## EXERCISE REQUIREMENTS
Lines of the data that contain the word "this" are the ones to copy.

**** RAW DATA

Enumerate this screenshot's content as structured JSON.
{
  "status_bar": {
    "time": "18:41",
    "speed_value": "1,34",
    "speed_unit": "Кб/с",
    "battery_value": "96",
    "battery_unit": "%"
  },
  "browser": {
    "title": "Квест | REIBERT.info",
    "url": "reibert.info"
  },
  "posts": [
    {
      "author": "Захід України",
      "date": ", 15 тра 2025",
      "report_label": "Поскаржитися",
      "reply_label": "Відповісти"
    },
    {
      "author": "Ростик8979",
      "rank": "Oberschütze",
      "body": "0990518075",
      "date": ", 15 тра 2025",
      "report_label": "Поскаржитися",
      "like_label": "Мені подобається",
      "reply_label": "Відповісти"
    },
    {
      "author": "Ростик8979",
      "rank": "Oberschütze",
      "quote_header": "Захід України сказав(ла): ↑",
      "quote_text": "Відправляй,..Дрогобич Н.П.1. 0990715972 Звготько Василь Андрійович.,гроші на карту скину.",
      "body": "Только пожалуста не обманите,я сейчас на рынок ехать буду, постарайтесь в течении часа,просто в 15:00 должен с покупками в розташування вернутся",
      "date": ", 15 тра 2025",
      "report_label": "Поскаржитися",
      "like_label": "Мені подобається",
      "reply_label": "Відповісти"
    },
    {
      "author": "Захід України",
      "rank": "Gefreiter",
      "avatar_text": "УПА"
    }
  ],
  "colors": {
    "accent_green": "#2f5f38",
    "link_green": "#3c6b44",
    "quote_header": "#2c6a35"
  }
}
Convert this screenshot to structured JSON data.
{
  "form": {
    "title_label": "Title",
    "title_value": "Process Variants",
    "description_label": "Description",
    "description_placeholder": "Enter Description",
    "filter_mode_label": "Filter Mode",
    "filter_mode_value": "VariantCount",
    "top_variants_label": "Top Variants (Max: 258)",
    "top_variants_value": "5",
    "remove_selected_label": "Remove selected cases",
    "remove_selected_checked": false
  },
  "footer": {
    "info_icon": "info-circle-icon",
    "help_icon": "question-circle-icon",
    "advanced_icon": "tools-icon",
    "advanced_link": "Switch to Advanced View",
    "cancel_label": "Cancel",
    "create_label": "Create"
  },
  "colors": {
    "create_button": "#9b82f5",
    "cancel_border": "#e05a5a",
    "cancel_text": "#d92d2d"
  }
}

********

## FINISHED EXERCISE
Enumerate this screenshot's content as structured JSON.
Convert this screenshot to structured JSON data.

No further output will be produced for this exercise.